This is the wrong question. Virtually every useful way of thinking about military force involves the cooperation of land, sea, and air assets. Even ships at sea depend on land sensors, land-based air, and—for some navies—land-based anti-ship missiles. That we’re still asking the wrong question, 30 years after Goldwater-Nichols [a Department of Defense reorganization act signed by President Ronald Reagan in 1986], is an artifact of how we’ve decided to organize our military forces. Ground, sea, and air aren’t naturally in competition with one another, but when you decide to organize your military around an Army, a Navy, and an Air Force, you put them into competition.
Independent of your opinions about the Air Force, how do you foresee the future of air power?
I think that airpower will continue to play a critical role in American national power in the next century. Everything that the military does requires command of the air, from ISR [intelligence, surveillance, reconnaissance] to basic logistics.
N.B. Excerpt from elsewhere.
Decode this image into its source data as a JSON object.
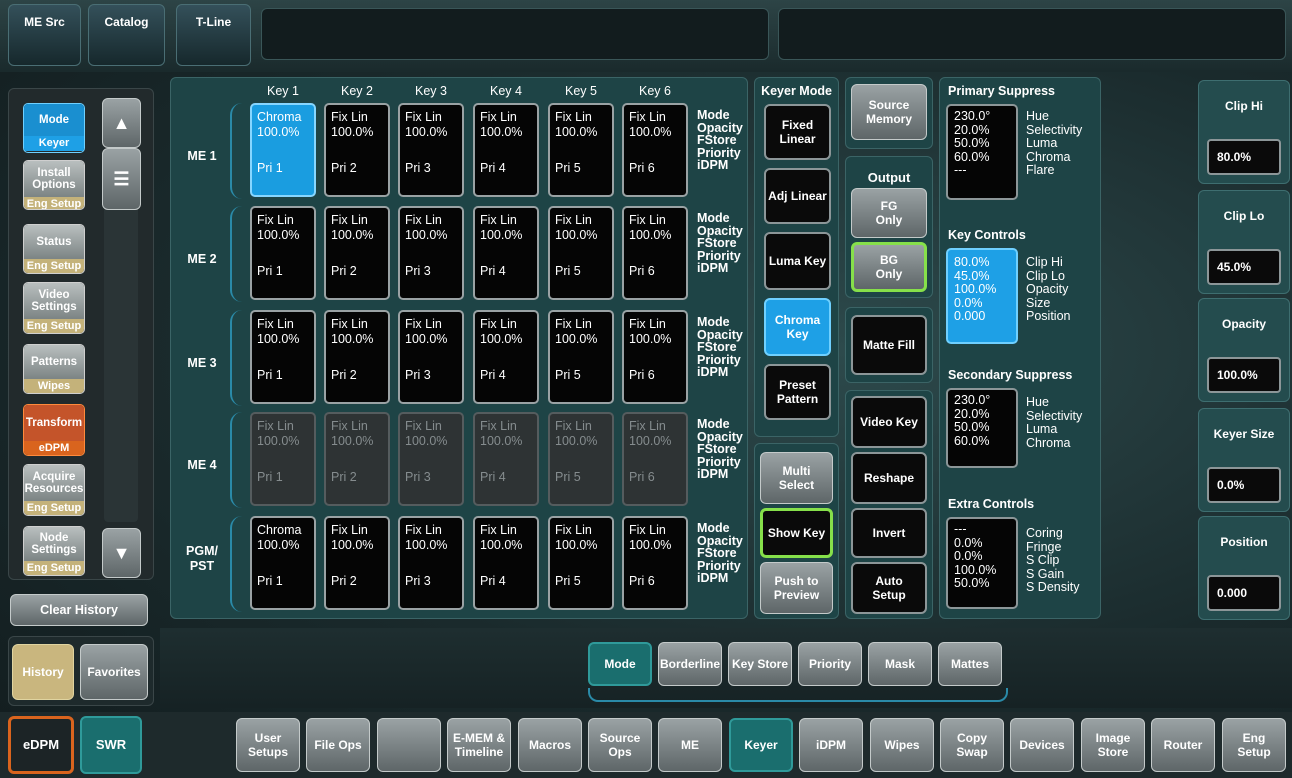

I think, however, that some of the trends we’ve seen over the past decade or so will continue, particularly the shift from manned to unmanned platforms. I also worry that the cost of high-end, manned platforms will continue its upward trajectory, making it even more difficult to purchase aircraft in the numbers necessary to make the U.S. military function as it should. What effect will that have on the Air Force? The Air Force has weathered the beginnings of the “unmanned” cultural crisis better than most have expected, but as more and more critical capabilities shift in the unmanned direction, that may change. I also wonder if the increasing need for technical integration between the three services will make more people see the light about how unnecessary bureaucratic boundaries make life harder for everyone.
What has been the reaction to your book?
The book has met a lot of resistance, but in general the resistance has been respectful and productive. The people pushing back against the argument have been willing to revisit and make clear some core assumptions about why we need an air force, and that’s been a useful intellectual exercise. I’ve received a few private emails from connected people who find the argument compelling, but no one is waving the book on the floor of the Senate. My hope is that the book will find its way into the hands of think-tankers, low-level staffers, and students, who could eventually have an impact on policy.